(EXTRACTED DATA)
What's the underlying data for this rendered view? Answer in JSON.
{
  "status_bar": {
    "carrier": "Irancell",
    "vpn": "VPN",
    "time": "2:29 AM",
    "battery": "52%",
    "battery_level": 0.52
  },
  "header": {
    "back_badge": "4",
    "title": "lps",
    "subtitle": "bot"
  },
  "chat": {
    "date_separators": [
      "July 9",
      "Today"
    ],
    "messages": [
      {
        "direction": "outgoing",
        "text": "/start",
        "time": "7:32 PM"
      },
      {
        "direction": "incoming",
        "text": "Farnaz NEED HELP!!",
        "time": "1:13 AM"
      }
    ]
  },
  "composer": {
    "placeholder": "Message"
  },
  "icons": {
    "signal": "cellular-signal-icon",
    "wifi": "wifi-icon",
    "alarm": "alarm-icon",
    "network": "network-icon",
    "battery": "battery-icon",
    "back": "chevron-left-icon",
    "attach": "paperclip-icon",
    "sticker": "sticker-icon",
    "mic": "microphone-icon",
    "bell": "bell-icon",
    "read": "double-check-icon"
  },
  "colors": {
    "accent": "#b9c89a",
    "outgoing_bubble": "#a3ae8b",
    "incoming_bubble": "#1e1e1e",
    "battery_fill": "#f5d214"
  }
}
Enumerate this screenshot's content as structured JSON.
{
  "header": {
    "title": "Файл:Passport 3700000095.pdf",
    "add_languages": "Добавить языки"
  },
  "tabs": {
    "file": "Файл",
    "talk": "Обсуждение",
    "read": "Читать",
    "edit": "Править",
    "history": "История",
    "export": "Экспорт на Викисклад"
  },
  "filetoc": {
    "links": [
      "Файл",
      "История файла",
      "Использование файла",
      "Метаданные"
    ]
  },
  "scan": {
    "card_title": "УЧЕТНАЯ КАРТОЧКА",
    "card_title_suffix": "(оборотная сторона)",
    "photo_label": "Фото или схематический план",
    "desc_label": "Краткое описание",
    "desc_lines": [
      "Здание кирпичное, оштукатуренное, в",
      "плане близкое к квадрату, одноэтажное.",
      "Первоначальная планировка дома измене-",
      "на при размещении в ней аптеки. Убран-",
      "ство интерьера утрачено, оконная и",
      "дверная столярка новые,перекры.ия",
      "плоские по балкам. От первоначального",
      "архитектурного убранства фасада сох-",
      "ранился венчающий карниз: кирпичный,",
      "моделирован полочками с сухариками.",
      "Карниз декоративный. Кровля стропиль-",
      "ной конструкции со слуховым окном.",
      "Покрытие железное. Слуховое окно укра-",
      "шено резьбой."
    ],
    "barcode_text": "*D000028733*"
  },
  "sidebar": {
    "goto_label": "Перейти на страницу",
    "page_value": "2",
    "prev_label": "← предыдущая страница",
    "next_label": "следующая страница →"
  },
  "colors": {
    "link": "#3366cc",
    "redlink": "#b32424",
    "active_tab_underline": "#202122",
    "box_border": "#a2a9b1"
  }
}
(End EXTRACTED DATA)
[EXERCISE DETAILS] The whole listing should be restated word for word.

[YOUR SOLUTION]
What's the underlying data for this rendered view? Answer in JSON.
{
  "status_bar": {
    "carrier": "Irancell",
    "vpn": "VPN",
    "time": "2:29 AM",
    "battery": "52%",
    "battery_level": 0.52
  },
  "header": {
    "back_badge": "4",
    "title": "lps",
    "subtitle": "bot"
  },
  "chat": {
    "date_separators": [
      "July 9",
      "Today"
    ],
    "messages": [
      {
        "direction": "outgoing",
        "text": "/start",
        "time": "7:32 PM"
      },
      {
        "direction": "incoming",
        "text": "Farnaz NEED HELP!!",
        "time": "1:13 AM"
      }
    ]
  },
  "composer": {
    "placeholder": "Message"
  },
  "icons": {
    "signal": "cellular-signal-icon",
    "wifi": "wifi-icon",
    "alarm": "alarm-icon",
    "network": "network-icon",
    "battery": "battery-icon",
    "back": "chevron-left-icon",
    "attach": "paperclip-icon",
    "sticker": "sticker-icon",
    "mic": "microphone-icon",
    "bell": "bell-icon",
    "read": "double-check-icon"
  },
  "colors": {
    "accent": "#b9c89a",
    "outgoing_bubble": "#a3ae8b",
    "incoming_bubble": "#1e1e1e",
    "battery_fill": "#f5d214"
  }
}
Enumerate this screenshot's content as structured JSON.
{
  "header": {
    "title": "Файл:Passport 3700000095.pdf",
    "add_languages": "Добавить языки"
  },
  "tabs": {
    "file": "Файл",
    "talk": "Обсуждение",
    "read": "Читать",
    "edit": "Править",
    "history": "История",
    "export": "Экспорт на Викисклад"
  },
  "filetoc": {
    "links": [
      "Файл",
      "История файла",
      "Использование файла",
      "Метаданные"
    ]
  },
  "scan": {
    "card_title": "УЧЕТНАЯ КАРТОЧКА",
    "card_title_suffix": "(оборотная сторона)",
    "photo_label": "Фото или схематический план",
    "desc_label": "Краткое описание",
    "desc_lines": [
      "Здание кирпичное, оштукатуренное, в",
      "плане близкое к квадрату, одноэтажное.",
      "Первоначальная планировка дома измене-",
      "на при размещении в ней аптеки. Убран-",
      "ство интерьера утрачено, оконная и",
      "дверная столярка новые,перекры.ия",
      "плоские по балкам. От первоначального",
      "архитектурного убранства фасада сох-",
      "ранился венчающий карниз: кирпичный,",
      "моделирован полочками с сухариками.",
      "Карниз декоративный. Кровля стропиль-",
      "ной конструкции со слуховым окном.",
      "Покрытие железное. Слуховое окно укра-",
      "шено резьбой."
    ],
    "barcode_text": "*D000028733*"
  },
  "sidebar": {
    "goto_label": "Перейти на страницу",
    "page_value": "2",
    "prev_label": "← предыдущая страница",
    "next_label": "следующая страница →"
  },
  "colors": {
    "link": "#3366cc",
    "redlink": "#b32424",
    "active_tab_underline": "#202122",
    "box_border": "#a2a9b1"
  }
}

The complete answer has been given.